---- Given records
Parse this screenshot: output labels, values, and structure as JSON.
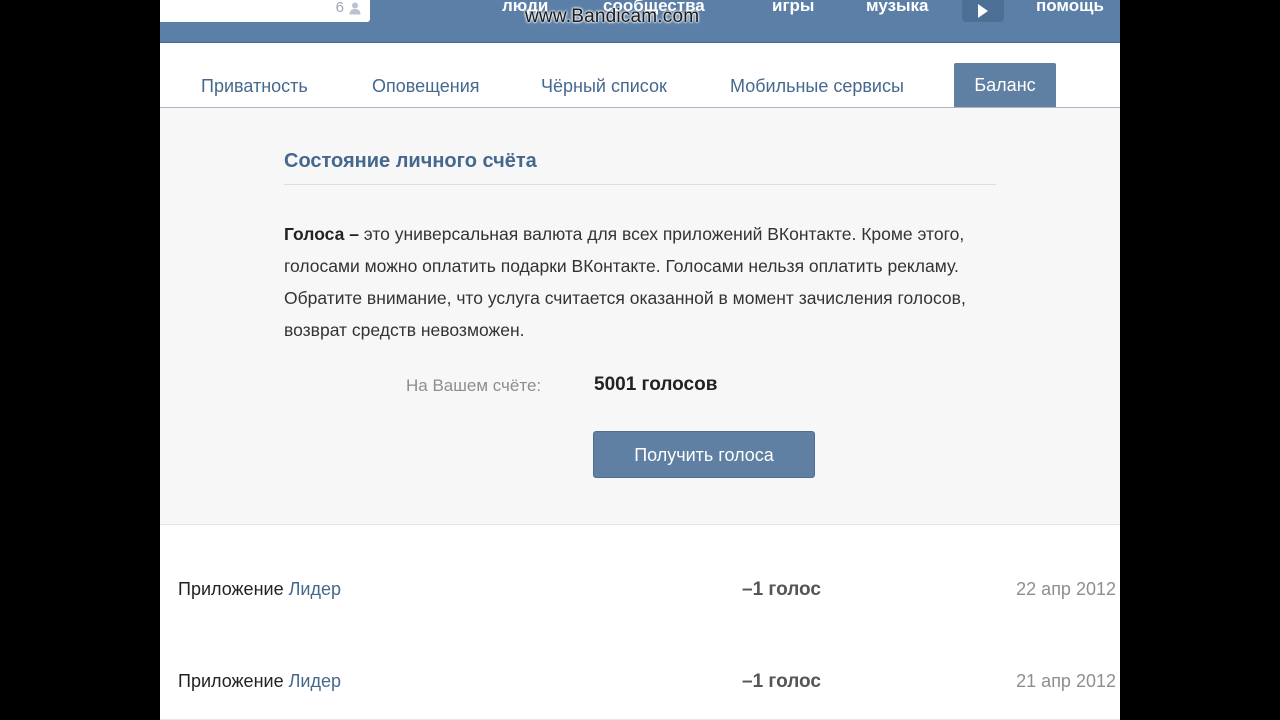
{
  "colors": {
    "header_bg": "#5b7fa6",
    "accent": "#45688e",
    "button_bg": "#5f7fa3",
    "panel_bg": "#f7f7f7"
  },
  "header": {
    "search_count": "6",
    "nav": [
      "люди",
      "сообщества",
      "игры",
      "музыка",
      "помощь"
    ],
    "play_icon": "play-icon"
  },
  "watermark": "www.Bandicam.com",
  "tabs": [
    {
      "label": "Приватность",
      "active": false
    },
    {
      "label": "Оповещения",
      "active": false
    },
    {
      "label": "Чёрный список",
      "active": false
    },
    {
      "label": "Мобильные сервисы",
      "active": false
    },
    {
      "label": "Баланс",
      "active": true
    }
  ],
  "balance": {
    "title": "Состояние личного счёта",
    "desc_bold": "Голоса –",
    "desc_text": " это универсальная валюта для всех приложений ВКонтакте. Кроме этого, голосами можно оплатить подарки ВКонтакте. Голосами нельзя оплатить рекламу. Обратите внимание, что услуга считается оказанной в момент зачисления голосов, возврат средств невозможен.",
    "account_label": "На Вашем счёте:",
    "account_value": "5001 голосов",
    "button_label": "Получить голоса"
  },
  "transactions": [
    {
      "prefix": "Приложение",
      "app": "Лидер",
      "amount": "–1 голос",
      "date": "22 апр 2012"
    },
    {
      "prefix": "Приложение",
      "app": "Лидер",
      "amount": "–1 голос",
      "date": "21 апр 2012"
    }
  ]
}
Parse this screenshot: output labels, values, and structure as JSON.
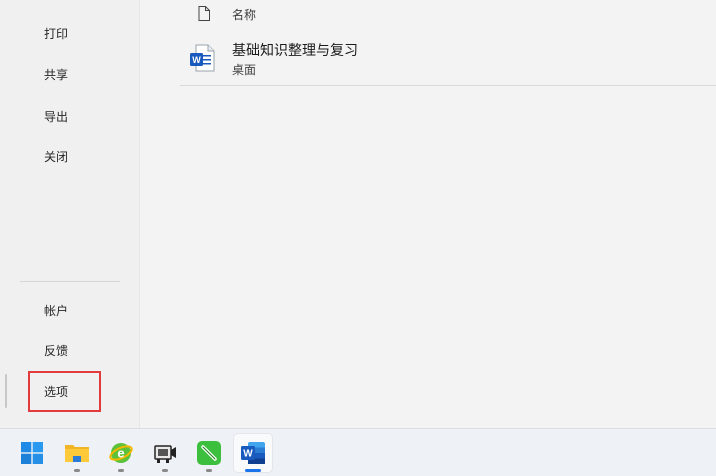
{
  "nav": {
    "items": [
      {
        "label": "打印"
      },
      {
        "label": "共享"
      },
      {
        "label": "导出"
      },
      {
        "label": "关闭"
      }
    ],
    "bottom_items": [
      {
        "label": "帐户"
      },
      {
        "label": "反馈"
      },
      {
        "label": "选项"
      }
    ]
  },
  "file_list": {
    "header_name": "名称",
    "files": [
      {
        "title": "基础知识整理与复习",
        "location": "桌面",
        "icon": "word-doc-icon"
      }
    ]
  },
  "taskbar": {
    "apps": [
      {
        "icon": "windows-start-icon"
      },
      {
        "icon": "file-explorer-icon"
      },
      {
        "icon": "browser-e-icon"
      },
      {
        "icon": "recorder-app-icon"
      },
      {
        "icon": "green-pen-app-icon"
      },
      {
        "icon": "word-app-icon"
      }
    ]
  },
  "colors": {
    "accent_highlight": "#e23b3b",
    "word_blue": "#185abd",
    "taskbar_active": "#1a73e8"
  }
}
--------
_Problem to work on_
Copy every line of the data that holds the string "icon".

_Your response_
    "play_icon": "play-icon"
        "icon": "word-doc-icon"
        "icon": "windows-start-icon"
        "icon": "file-explorer-icon"
        "icon": "browser-e-icon"
        "icon": "recorder-app-icon"
        "icon": "green-pen-app-icon"
        "icon": "word-app-icon"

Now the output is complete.